Angela Altman would have been 54 years old today.
But Altman's world ended before she reached her 23rd birthday.
She was murdered in her Fort Dodge home on Jan. 24, 1981.
A juvenile suspect was arrested, briefly charged and released. No one has ever been held accountable for Altman's death.
That hasn't stopped her daughter, Jessica Altman, from hoping that someday, somebody will.
Jessica Altman was 4 years old when her mother's body - stabbed, strangled and partially nude - was found in the apartment the two shared at 215 S. Seventh St.
Now a registered nurse in Tennessee, Jessica Altman has spent about half of her life trying to get answers about her mother's death.
"I started when I turned 18," Altman said in a telephone interview. "So for about 17 years, I have been trying to get someone to look at this."
It has been - and continues to be - a frustrating quest for Altman, who from the beginning, said she feels she has been "brushed off for a pretty long time."

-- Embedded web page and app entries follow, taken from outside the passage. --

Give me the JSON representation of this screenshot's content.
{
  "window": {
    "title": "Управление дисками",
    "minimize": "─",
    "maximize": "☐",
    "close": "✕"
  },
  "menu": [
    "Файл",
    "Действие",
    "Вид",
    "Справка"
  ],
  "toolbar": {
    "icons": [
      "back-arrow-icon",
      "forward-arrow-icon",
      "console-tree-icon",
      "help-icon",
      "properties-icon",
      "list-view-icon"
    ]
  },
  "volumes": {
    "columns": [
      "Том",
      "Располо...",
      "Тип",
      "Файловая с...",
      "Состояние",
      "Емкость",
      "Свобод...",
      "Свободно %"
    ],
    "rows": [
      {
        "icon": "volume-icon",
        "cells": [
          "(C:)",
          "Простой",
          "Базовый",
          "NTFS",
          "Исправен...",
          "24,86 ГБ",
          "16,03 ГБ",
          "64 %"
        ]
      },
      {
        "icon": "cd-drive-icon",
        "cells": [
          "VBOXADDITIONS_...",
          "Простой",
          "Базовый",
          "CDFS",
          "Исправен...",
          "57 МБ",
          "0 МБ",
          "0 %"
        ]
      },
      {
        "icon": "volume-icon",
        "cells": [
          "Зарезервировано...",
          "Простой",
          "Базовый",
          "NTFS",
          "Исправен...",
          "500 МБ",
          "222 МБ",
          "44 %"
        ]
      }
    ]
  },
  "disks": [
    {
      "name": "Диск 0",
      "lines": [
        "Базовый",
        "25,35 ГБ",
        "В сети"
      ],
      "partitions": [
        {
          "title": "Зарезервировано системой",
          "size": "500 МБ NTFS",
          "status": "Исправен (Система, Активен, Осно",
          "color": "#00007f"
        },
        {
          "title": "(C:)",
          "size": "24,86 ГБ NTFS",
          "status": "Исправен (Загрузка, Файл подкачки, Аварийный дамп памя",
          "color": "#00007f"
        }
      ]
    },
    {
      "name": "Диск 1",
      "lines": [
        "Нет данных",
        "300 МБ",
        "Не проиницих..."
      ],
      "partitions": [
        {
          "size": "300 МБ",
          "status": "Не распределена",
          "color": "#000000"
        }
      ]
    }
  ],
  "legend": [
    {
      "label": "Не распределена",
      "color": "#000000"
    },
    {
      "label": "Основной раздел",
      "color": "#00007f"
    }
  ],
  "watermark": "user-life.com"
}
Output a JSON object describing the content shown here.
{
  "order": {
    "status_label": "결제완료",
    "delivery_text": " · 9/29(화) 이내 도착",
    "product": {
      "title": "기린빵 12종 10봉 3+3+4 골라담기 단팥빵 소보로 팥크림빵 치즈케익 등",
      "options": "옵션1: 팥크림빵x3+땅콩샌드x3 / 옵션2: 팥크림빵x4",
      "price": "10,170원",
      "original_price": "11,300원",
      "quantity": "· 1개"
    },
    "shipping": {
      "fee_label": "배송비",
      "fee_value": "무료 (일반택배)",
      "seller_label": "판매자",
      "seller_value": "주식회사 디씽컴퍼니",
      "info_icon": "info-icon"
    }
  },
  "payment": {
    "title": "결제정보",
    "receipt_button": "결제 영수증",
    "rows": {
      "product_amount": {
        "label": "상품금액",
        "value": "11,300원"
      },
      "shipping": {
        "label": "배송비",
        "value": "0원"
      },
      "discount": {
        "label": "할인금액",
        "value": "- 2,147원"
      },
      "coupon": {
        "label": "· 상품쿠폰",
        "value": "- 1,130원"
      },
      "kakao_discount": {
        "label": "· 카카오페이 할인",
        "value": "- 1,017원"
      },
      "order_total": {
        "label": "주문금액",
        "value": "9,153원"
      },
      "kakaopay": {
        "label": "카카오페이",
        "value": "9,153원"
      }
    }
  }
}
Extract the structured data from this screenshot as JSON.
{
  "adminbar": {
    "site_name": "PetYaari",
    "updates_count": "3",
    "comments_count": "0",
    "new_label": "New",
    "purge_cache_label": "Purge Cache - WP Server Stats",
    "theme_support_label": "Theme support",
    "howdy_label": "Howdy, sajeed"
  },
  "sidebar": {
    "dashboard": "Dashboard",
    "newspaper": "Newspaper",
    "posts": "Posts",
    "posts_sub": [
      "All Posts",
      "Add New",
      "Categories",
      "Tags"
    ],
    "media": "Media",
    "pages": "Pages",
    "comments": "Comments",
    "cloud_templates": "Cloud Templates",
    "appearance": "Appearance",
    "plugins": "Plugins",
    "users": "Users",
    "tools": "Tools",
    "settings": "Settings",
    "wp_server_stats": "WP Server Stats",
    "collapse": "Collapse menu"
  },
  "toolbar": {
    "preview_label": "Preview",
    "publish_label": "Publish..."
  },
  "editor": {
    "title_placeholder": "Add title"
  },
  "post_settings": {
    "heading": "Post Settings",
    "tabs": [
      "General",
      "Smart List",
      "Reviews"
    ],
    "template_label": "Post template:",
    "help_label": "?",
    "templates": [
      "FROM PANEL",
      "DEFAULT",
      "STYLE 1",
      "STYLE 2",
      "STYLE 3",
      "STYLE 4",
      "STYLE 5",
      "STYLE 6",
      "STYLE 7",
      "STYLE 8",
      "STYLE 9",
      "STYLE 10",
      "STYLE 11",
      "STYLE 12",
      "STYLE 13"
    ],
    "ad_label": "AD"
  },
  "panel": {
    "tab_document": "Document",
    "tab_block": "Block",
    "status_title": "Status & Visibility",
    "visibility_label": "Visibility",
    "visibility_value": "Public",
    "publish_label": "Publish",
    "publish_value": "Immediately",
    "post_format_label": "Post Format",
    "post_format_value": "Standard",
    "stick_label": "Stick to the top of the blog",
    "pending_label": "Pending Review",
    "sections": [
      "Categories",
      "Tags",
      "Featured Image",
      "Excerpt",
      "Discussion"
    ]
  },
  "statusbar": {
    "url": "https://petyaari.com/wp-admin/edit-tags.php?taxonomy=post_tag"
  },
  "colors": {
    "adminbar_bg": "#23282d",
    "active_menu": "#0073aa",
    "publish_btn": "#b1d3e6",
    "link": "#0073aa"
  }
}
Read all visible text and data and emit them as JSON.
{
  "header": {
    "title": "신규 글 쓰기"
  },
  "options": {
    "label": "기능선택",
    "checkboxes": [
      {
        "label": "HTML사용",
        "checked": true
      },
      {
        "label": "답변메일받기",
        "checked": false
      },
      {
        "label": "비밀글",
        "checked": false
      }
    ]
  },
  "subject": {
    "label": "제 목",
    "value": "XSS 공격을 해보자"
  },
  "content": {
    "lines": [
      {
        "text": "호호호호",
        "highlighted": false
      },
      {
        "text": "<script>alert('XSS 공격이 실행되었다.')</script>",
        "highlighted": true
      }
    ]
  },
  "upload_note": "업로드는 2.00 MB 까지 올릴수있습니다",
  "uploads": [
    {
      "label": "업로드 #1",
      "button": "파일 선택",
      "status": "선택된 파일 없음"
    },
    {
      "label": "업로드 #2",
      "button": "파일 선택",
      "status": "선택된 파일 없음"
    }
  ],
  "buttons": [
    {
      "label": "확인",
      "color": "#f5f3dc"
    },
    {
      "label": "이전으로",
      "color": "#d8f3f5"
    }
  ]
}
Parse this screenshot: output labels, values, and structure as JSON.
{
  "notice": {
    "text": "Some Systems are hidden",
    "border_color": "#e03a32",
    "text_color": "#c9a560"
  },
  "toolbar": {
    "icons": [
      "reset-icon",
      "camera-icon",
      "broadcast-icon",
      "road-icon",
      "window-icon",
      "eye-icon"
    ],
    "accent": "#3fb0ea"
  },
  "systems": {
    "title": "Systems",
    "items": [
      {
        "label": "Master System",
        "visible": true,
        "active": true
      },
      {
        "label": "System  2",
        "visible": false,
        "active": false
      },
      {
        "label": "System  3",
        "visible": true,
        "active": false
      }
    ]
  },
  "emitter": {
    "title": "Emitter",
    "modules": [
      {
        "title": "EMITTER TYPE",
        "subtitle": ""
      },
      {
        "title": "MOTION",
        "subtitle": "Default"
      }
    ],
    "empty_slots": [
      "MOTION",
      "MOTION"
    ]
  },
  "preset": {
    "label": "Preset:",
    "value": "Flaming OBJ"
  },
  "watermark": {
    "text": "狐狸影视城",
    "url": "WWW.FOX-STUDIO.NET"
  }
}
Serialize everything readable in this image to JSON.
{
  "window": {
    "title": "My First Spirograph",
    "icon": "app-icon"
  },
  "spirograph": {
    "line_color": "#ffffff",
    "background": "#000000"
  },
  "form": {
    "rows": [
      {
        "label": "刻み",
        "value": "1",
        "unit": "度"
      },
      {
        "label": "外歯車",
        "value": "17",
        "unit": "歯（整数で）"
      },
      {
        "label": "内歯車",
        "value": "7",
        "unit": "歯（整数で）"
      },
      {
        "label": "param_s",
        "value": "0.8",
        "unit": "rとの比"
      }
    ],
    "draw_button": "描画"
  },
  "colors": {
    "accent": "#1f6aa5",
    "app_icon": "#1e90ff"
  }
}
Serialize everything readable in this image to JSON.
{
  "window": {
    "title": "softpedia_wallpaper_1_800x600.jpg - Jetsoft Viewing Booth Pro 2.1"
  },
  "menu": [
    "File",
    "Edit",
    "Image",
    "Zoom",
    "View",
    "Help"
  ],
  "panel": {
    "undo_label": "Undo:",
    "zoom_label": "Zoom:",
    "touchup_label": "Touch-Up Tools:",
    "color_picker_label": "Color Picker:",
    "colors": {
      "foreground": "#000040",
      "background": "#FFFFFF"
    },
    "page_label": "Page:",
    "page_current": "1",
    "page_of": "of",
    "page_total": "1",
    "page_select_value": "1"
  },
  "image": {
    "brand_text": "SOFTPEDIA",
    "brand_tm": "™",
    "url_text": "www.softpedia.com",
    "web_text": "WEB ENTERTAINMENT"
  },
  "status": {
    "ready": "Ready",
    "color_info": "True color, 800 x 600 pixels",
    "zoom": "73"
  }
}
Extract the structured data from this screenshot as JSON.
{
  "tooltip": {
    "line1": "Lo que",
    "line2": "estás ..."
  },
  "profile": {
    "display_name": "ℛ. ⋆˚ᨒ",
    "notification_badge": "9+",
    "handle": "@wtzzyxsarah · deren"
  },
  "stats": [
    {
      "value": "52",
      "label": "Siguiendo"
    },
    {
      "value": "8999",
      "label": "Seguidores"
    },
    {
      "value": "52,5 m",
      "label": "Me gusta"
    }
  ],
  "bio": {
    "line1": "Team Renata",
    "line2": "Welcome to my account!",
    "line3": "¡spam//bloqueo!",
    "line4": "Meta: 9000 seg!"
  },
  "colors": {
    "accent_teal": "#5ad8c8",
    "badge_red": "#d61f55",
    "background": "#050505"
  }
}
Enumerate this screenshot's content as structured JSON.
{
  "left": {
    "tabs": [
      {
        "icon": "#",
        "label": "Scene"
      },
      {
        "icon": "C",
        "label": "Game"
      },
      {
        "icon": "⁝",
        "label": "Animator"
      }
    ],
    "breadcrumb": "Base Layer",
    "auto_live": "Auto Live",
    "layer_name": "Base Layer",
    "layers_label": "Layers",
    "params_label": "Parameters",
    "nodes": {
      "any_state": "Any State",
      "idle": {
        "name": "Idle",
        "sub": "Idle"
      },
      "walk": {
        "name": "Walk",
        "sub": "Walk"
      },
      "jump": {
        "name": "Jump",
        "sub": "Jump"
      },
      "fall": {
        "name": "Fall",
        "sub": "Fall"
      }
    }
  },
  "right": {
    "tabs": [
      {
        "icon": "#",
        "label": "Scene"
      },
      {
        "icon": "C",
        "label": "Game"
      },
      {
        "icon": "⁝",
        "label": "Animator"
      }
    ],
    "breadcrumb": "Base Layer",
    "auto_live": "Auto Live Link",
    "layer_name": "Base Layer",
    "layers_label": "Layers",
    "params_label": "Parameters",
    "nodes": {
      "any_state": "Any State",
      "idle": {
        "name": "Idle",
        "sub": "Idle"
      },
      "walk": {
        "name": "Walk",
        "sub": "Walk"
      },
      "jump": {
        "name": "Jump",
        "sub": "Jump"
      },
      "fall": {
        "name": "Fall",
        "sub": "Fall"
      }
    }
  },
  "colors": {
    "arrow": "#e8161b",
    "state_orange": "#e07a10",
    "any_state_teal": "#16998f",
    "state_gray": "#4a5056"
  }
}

Altman believes a combination of factors has been responsible for the lack of attention to her mother's murder.
Family members, she said, never pushed local officials to do more and have continued their reluctance to talk about the crime.
"I've talked to my grandma; she doesn't really like to talk about it," Altman said. "I guess I can understand. It might be easier for some people to try to forget."
Altman said she has tried talking to a couple of her uncles, but "no one likes to talk about it. They just don't."
Some of the law enforcement officials Altman has talked to over the years left her feeling they weren't putting forth their best efforts to solve the case.
"With my family not being very verbal and not pushing it, it was just that much easier for them not to do anything. It was like, oh well, no biggie," Altman said.
Altman also said she didn't think solving the murder of the young black woman was a top priority in the early 1980s.
"No one was making a fuss about it, so why put any effort toward it?" she asked.
In January, Altman and a friend traveled to Fort Dodge to meet with local law enforcement officials. She came away from the meeting with mixed feelings, she said.
"I still didn't feel unless I constantly keep at them that they're going to do anymore than has been done," she said.
Altman said she made it clear to officials that she knew Iowa had lost funding for the Iowa Division of Criminal Investigation's Cold Case Unit which helped solve unsolved cases. She said she was impressed that the officials had reviewed the case information before her arrival. However, one official's off-hand remark to a passerby that he was "getting ready to have a quick meeting" indicated to her, Altman said, that her mother's murder "still isn't on anybody's priority list."
Still, the meeting with representatives from the Fort Dodge Police Department and DCI "was more than I expected," she said. "They were able to answer some questions without having to refer back to the (case) information."
However, following the meeting, she said she contacted the state DCI office in Des Moines, the Iowa Attorney General, the state ombudsman and the commissioner of public safety.
"I want them to know I've been understanding," Altman said. "I understand other things happen. I understand they're maybe short staffed. I understand that you want to get things that have occurred recently taken care of. But I've kind of been brushed off for a long time."